Circa 1715, gilt-brass verge and fusee movement signed Jos. Antram Watchmaker to his Majesty GR with inward facing script, and LONDON 661 underneath in block letters. Silver folate balance table that is pierced and engraved with a mask at the neck. Notice the letters “GR” for King George is incorporated into the (silver) balance foot. Three arm brass balance. Egyptian pillars, decorative fusee stop-work foot, and rounded caps on the dial feet.
Very early and original enamel dial with Roman hours and Arabic 5-minute index, with aperture at the bottom for the case latch, that was fired on a gold, not copper, substrate. Beetle and poker hands.
Silver inner case (box) with makers’ mark “IW” (John Willoughby or John Wightman) and number 641. Inner case has a 7-knuckle hinge, outer a 5-knuckle hinge. Leather outer case is on silver (not brass) with silver pique pins on the case circumference and bezel, 51mm.
Silver Balance Cock
Additional References and recommended reading:
Brian Loomes, Clockmakers of Britain, 1286-1700, Mayfield Books, 2014
Philip Priestley, British Watchcase Gold & Silver Marks 1670 to 1970, National Association of Watch & Clock Collectors, 2018

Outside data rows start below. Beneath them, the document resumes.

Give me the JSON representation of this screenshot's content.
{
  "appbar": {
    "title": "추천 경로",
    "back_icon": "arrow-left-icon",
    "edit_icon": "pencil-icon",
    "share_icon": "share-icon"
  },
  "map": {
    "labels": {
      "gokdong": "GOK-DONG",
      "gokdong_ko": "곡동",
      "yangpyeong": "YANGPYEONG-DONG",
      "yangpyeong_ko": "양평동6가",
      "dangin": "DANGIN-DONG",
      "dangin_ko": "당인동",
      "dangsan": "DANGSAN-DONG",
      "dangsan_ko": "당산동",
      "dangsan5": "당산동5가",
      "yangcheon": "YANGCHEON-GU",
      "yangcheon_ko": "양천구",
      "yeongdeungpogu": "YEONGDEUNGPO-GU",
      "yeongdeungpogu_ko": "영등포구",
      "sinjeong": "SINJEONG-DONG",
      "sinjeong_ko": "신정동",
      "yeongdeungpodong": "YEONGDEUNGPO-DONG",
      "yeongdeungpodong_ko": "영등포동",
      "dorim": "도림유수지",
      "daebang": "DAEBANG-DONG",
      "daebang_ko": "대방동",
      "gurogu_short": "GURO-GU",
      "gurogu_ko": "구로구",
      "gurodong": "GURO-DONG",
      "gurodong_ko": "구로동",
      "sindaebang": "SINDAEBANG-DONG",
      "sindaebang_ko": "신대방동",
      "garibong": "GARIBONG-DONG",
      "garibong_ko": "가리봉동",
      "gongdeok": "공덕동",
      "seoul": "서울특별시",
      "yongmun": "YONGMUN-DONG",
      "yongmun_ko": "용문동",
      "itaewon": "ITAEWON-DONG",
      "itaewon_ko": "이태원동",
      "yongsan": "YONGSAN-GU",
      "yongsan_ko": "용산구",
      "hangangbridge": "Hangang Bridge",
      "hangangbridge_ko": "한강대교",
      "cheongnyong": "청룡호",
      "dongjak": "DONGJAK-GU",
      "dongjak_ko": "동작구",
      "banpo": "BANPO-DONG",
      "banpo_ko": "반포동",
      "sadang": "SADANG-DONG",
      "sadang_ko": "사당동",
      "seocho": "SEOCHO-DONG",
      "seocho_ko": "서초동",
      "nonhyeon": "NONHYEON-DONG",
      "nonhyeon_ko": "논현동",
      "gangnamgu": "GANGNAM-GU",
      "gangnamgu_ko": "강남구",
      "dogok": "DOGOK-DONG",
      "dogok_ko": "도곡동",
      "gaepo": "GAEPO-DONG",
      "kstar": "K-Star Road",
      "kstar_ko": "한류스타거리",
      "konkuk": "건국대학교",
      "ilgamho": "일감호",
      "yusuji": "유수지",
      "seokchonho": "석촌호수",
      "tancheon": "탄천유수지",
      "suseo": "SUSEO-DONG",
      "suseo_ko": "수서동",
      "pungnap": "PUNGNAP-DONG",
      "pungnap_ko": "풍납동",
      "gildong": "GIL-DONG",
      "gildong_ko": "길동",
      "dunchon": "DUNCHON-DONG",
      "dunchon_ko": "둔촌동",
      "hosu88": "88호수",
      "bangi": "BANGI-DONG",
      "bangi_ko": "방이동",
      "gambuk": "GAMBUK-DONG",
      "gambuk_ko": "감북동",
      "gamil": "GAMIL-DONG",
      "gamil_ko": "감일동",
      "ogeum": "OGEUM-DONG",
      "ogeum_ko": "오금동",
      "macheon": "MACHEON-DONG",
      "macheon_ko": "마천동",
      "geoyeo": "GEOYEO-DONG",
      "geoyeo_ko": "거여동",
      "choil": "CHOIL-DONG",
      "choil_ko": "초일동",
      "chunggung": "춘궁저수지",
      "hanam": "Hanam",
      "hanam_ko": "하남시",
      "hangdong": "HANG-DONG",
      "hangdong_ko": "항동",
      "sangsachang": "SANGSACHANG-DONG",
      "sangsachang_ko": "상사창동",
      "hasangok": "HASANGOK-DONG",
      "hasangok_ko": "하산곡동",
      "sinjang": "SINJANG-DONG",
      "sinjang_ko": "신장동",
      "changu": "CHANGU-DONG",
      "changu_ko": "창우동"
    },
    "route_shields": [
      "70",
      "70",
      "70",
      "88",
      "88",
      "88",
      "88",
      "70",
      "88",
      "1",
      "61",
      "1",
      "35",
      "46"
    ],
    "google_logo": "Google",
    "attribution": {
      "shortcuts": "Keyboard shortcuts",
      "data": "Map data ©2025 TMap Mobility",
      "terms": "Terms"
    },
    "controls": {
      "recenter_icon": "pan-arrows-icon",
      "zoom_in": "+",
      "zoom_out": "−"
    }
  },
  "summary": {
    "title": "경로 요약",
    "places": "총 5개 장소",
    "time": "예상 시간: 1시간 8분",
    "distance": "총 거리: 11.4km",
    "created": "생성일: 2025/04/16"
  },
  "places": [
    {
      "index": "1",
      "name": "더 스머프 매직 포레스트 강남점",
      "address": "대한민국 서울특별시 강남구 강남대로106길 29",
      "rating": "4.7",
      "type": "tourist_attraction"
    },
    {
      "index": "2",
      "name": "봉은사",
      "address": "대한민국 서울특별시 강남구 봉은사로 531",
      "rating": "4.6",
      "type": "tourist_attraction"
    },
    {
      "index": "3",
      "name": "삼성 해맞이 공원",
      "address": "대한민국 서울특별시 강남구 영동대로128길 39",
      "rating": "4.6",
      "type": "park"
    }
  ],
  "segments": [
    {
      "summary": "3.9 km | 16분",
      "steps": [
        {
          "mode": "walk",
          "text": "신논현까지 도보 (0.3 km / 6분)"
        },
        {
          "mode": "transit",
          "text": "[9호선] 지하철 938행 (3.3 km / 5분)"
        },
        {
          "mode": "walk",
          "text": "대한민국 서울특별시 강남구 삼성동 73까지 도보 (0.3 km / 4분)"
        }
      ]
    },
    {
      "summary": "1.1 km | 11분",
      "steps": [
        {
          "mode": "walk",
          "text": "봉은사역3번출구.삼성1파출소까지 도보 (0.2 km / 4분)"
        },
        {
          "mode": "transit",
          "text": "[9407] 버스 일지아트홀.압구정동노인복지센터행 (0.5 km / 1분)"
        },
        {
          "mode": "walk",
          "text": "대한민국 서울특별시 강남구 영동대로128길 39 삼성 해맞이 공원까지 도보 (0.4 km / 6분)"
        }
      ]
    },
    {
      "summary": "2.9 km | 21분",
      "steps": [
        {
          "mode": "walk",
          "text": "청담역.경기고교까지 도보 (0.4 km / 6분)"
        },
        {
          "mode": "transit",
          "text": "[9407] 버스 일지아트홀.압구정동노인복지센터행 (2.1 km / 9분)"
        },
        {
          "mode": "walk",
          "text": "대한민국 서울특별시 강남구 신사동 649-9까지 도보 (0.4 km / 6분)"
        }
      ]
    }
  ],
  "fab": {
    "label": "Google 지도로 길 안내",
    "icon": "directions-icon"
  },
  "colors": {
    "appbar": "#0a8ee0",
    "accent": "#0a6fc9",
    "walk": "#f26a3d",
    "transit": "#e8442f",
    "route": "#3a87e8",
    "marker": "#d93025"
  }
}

Dennis Radage, Warner Meinen, Laila Radage, Charles Gretton, Clock and Watchmaking: Through the Golden Age, Three O’clock Publishing, 2016